Full Faith and Credit shall be given in each State to the public Acts, Records, and judicial Proceedings of every other State. And the Congress may by general Laws prescribe the Manner in which such Acts, Records and Proceedings shall be proved, and the Effect thereof.
This is what the "marraige amendment" folks want to change in the Constitution. (There's a strange blindness about this issue in many quarters, including the African American churches. Maybe they don't see that the same logic could be applied to miscegenation, too. I'm sure some of the might very well be delighted at that prospect, but it's a rather slippery slope. Are we to open up the Constitution to amendment to appease the fears and intolerances of every majority class? I wonder of the "good white folk" would like that when Latinos become the largest ethnic group in this nation?)

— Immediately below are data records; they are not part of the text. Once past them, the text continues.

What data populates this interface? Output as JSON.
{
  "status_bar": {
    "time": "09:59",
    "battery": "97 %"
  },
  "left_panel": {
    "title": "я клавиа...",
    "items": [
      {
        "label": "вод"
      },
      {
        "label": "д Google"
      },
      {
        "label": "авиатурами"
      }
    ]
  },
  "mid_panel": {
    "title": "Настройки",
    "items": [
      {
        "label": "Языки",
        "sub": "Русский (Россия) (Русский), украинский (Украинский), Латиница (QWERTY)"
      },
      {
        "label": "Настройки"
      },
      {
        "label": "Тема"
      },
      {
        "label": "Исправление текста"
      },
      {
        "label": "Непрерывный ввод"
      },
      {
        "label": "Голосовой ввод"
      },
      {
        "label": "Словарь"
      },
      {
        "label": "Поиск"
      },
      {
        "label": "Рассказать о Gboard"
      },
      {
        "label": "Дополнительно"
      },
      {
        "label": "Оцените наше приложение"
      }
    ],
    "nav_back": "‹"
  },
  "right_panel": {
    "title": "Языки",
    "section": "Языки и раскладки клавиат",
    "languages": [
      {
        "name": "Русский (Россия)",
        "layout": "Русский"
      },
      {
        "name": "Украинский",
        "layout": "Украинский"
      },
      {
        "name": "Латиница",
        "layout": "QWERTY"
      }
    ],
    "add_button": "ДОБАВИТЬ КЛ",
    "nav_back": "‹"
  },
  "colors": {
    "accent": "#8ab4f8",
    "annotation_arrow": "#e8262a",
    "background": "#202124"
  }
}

Of course, there's one minor detail that those "moral values" folks out there fail to respect:
Article VI. - The United States
...This Constitution, and the Laws of the United States which shall be made in Pursuance thereof; and all Treaties made, or which shall be made, under the Authority of the United States, shall be the supreme Law of the Land; and the Judges in every State shall be bound thereby, any Thing in the Constitution or Laws of any State to the Contrary notwithstanding.
That means the Constitution, not the Bible, is the law of the land. But if that's not literal enough, Article VI continues:
The Senators and Representatives before mentioned, and the Members of the several State Legislatures, and all executive and judicial Officers, both of the United States and of the several States, shall be bound by Oath or Affirmation, to support this Constitution; but no religious Test shall ever be required as a Qualification to any Office or public Trust under the United States. [emphasis mine]
Not only was the United States not conceived as a "Christian nation," the Founders in fact were very suspcious of any attempts to make any religion a part of the government. Of course, to make things even more clear, they passed Amendment I:
Congress shall make no law respecting an establishment of religion, or prohibiting the free exercise thereof; or abridging the freedom of speech, or of the press; or the right of the people peaceably to assemble, and to petition the Government for a redress of grievances.
The deal is: the government won't make you worship in any particular way for any particular faith, but you in turn cannot make the government make anyone else worship in any particular way for any particular faith, either.
That is why religious justifications for civic matters of concern are inappropriate in our wonderful republic.
Why cannot we find common ground upon which we can agree? I submit that it's because evangelical leaders have made humanist values â€” "liberal" values â€” out to be evil. We cannot even agree upon reducing teen pregnancy because unless we embrace Jesus Christ, we are labeled as immoral and unfit to even engage in discussion. This pose is exacerbated by clowns like Ann Coulter and Rush Limbaugh, who make comfortable livings off of vilifying fellow citizens. Are they likely to sneeze at the nipple that feeds them? Not likely. (Wonkette holds out hope for Tucker Carlson. I remain skeptical.)
Case in point: I came across this little graphic shortly after the election (forgive me, I've completely forgotten whose blog alerted me to this):
Note where the "red states" fall in comparison with the "blue states." If results talk, it seems that it's the more Bible-oriented, "moral values"-based approach to teen pregnancy that is leading to more abortions, while the secular approaches of the "blue states" (with such "radical" approaches as providing sex education and access to condoms) seem to be much more effective in actually reducing teen pregnancy and abortion.
In light of this, how can the evangelical radical right blame "liberalism" for all the abortions in this country? Easy. Just thump on the Bible.